Particularly in light of recent technological advancements and a decline in the cost of solar technologies, solar energy is one of the most alluring renewable energy sources in urban projects. Additionally, solar technologies like Photo Voltaic (PV) panels and equipment [3], as well as thermal solar collectors, can be effectively integrated within cities and urban developments, where they can act as standalone elements of the urban landscape and public open spaces, as well as integral parts of building envelopes (roofs and facades). Numerous cities throughout the globe have looked into the possibilities of urban-integrated photovoltaic, and the results show that this technology has the ability to provide a significant amount of the energy needs of these cities. For instance, photovoltaic power production can provide between 62 and 66 percent of the world’s electrical needs. Roof-integrated photovoltaic is expected to be able to provide around 17 percent of global energy demand as well as about 32 percent of urban energy demand by 2050, according to the International Energy Agency (IEA). Numerous studies looked at the possibility of combining heat pump and photovoltaic technologies to increase energy efficiency while producing renewable energy. For instance, in cold areas, a photovoltaic system combined with an air source heat pump offers financial and environmental advantages. It has been discovered that combining photovoltaic and thermal hybrid solar systems with a seasonal storage tank and a water-to-water heat pump is a potential method of supplying energy while reducing emissions and running expenses.
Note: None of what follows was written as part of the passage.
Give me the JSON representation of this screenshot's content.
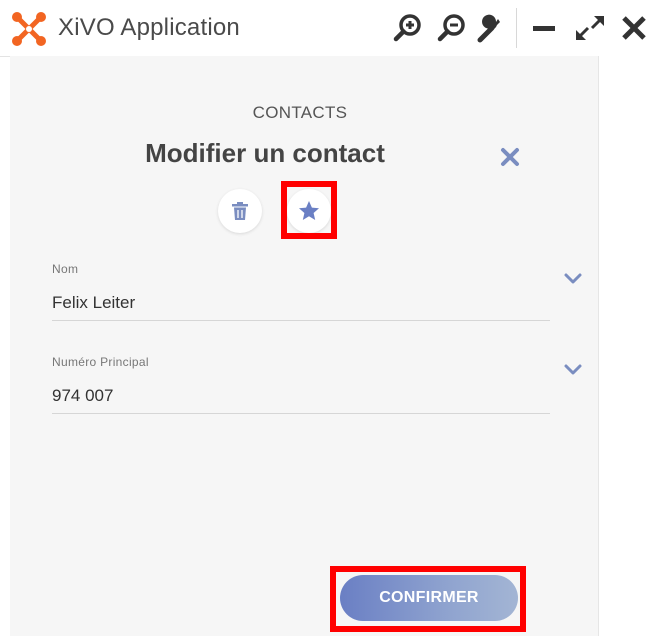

Different thermal uses, such as Solar Water Heating (SWH), commercial applications, or space heating and cooling, all employ solar thermal technology. In frigid climates where space heating accounts for a significant portion of overall energy consumption (30 to 45 percent of building energy needs), using solar thermal energy for space heating may be quite advantageous. In order to take into consideration the erratic nature of solar energy supply, solar thermal systems for space heating and domestic hot water production are often installed in conjunction with a backup system [4]. Additionally, by combining solar thermal collection with seasonal storage, where extra thermal energy is kept in a borehole system, buildings’ reliance on fossil fuels for space heating may be further decreased (and domestic hot water). These technologies are only sometimes used in large-scale urban projects, especially in neighbourhoods in countries with frigid temperatures, like Canada. There is a substantial corpus of study on solar access for buildings, neighbourhoods, and cities in addition to research on solar technology and their use. The density of neighbourhoods, distinct building typologies for varied climates, and street orientation are the main factors determining sun access. It may be difficult to achieve energy and carbon neutrality at the neighbourhood level, particularly in areas with a lot of mixed-use housing [5]. A flexible combination of energy sources may help a metropolitan area achieve net-zero energy status, according to recent study. A neighbourhood building types and designs will determine the best combination of energy resources, which may include but is not limited to solar, wind, district heating, and waste to energy.


Author Info

Z. Chen*
Department of Solar Energy, Chosun University, Gwangju, South Korea

Received Date: Apr 11, 2022 / Manuscript No: JNEPGT-22-70797 / Editor Assigned: Apr 14, 2022 PreQC No: JNEPGT-22-70797(PQ) / Reviewed Date: Apr 29, 2022 / QC No: JNEPGT-22-70797 / Revised Date: May 06, 2022 Revised Manuscript No: JNEPGT-22-70797(R) / Published Date: May 13, 2022 Doi: 10.11131/JNEPGT-22/10000006

Copyright: © 2022 Z. Chen. This is an open-access article distributed under the terms of the Creative Commons Attribution License, which permits unrestricted use, distribution, and reproduction in any medium, provided the original author and source are credited.